The answer must be a single number: the count of lines in the records below that contain the word "icon".

● **Dataset records**:
★ ★ ★

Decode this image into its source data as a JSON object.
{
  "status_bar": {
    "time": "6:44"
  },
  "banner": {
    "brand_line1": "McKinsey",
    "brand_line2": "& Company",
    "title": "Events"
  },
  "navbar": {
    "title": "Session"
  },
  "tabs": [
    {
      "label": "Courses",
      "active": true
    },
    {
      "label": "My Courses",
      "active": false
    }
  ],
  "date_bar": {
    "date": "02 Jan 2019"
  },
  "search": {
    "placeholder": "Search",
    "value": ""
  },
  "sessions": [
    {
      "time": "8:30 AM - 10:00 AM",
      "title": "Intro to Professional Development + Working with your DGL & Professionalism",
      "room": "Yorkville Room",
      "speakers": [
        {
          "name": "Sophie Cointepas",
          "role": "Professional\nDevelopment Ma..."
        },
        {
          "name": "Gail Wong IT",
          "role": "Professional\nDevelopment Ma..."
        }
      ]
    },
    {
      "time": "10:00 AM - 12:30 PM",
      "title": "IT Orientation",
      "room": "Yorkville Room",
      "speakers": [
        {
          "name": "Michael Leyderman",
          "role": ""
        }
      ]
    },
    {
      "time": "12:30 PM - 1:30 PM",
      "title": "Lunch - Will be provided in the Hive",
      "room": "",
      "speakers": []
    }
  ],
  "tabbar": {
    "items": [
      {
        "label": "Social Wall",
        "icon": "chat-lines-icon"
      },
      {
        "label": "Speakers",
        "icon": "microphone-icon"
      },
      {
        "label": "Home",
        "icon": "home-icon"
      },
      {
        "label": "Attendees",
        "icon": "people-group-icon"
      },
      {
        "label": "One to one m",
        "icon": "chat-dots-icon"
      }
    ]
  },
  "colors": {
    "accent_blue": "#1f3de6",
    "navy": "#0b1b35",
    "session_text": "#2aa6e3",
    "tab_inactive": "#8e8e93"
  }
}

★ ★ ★

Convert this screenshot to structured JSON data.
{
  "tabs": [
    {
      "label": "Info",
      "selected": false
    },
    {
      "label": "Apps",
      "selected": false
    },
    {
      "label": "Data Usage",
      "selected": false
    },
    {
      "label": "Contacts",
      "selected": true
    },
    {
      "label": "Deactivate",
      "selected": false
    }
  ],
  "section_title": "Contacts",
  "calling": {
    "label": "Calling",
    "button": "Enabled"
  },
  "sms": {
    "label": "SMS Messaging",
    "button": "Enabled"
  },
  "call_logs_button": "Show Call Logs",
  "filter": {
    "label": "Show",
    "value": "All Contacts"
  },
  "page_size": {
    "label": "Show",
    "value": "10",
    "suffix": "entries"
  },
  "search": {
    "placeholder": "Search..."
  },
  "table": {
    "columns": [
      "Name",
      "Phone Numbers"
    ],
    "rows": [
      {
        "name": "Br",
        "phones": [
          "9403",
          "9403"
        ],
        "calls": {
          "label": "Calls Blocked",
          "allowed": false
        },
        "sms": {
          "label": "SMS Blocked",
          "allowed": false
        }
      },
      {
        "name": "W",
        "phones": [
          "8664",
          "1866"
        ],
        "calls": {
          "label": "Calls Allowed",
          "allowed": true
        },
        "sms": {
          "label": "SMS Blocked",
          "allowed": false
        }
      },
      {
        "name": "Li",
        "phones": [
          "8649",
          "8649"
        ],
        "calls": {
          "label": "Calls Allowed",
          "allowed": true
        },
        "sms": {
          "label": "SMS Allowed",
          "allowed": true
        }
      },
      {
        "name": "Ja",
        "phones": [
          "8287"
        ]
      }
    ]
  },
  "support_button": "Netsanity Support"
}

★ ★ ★

● **Finished exercise**:
5